■ THE INPUT ■
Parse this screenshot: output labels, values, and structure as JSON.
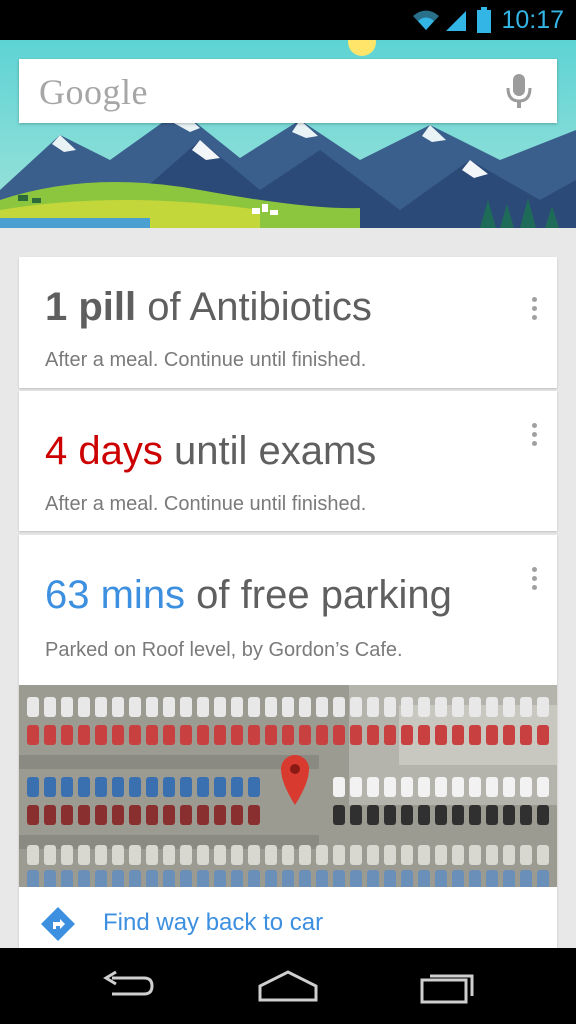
{
  "status_bar": {
    "time": "10:17",
    "icons": [
      "wifi-icon",
      "signal-icon",
      "battery-icon"
    ],
    "accent_color": "#33b5e5"
  },
  "search": {
    "logo_text": "Google",
    "mic_icon": "microphone-icon"
  },
  "cards": {
    "pill": {
      "emphasis": "1 pill",
      "rest": " of Antibiotics",
      "subtitle": "After a meal. Continue until finished."
    },
    "exams": {
      "emphasis": "4 days",
      "rest": " until exams",
      "subtitle": "After a meal. Continue until finished.",
      "emphasis_color": "#cc0000"
    },
    "parking": {
      "emphasis": "63 mins",
      "rest": " of free parking",
      "subtitle": "Parked on Roof level, by Gordon’s Cafe.",
      "emphasis_color": "#3d8fe0",
      "action_label": "Find way back to car",
      "action_icon": "directions-icon"
    }
  },
  "nav_bar": {
    "buttons": [
      "back-icon",
      "home-icon",
      "recent-apps-icon"
    ]
  }
}
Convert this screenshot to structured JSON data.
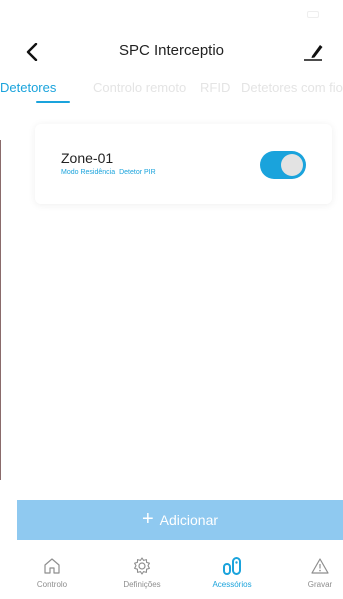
{
  "status_bar": {
    "carrier": "",
    "time": "",
    "battery": ""
  },
  "nav": {
    "title": "SPC Interceptio"
  },
  "tabs": [
    {
      "label": "Detetores",
      "active": true
    },
    {
      "label": "Controlo remoto",
      "active": false
    },
    {
      "label": "RFID",
      "active": false
    },
    {
      "label": "Detetores com fio",
      "active": false
    }
  ],
  "devices": [
    {
      "name": "Zone-01",
      "mode": "Modo Residência",
      "type": "Detetor PIR",
      "enabled": true
    }
  ],
  "add_button": {
    "icon": "plus-icon",
    "label": "Adicionar"
  },
  "bottom_nav": {
    "items": [
      {
        "label": "Controlo",
        "icon": "home-icon",
        "active": false
      },
      {
        "label": "Definições",
        "icon": "gear-icon",
        "active": false
      },
      {
        "label": "Acessórios",
        "icon": "accessories-icon",
        "active": true
      },
      {
        "label": "Gravar",
        "icon": "warning-icon",
        "active": false
      }
    ]
  },
  "colors": {
    "accent": "#1aa3dc",
    "add_button": "#8fc9f0",
    "inactive_tab": "#e4e4e4",
    "inactive_nav": "#8e8e8e"
  }
}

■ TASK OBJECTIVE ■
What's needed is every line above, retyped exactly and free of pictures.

■ RESULT OF THE EXERCISE ■
Parse this screenshot: output labels, values, and structure as JSON.
{
  "status_bar": {
    "time": "10:17",
    "icons": [
      "wifi-icon",
      "signal-icon",
      "battery-icon"
    ],
    "accent_color": "#33b5e5"
  },
  "search": {
    "logo_text": "Google",
    "mic_icon": "microphone-icon"
  },
  "cards": {
    "pill": {
      "emphasis": "1 pill",
      "rest": " of Antibiotics",
      "subtitle": "After a meal. Continue until finished."
    },
    "exams": {
      "emphasis": "4 days",
      "rest": " until exams",
      "subtitle": "After a meal. Continue until finished.",
      "emphasis_color": "#cc0000"
    },
    "parking": {
      "emphasis": "63 mins",
      "rest": " of free parking",
      "subtitle": "Parked on Roof level, by Gordon’s Cafe.",
      "emphasis_color": "#3d8fe0",
      "action_label": "Find way back to car",
      "action_icon": "directions-icon"
    }
  },
  "nav_bar": {
    "buttons": [
      "back-icon",
      "home-icon",
      "recent-apps-icon"
    ]
  }
}
Convert this screenshot to structured JSON data.
{
  "status_bar": {
    "carrier": "",
    "time": "",
    "battery": ""
  },
  "nav": {
    "title": "SPC Interceptio"
  },
  "tabs": [
    {
      "label": "Detetores",
      "active": true
    },
    {
      "label": "Controlo remoto",
      "active": false
    },
    {
      "label": "RFID",
      "active": false
    },
    {
      "label": "Detetores com fio",
      "active": false
    }
  ],
  "devices": [
    {
      "name": "Zone-01",
      "mode": "Modo Residência",
      "type": "Detetor PIR",
      "enabled": true
    }
  ],
  "add_button": {
    "icon": "plus-icon",
    "label": "Adicionar"
  },
  "bottom_nav": {
    "items": [
      {
        "label": "Controlo",
        "icon": "home-icon",
        "active": false
      },
      {
        "label": "Definições",
        "icon": "gear-icon",
        "active": false
      },
      {
        "label": "Acessórios",
        "icon": "accessories-icon",
        "active": true
      },
      {
        "label": "Gravar",
        "icon": "warning-icon",
        "active": false
      }
    ]
  },
  "colors": {
    "accent": "#1aa3dc",
    "add_button": "#8fc9f0",
    "inactive_tab": "#e4e4e4",
    "inactive_nav": "#8e8e8e"
  }
}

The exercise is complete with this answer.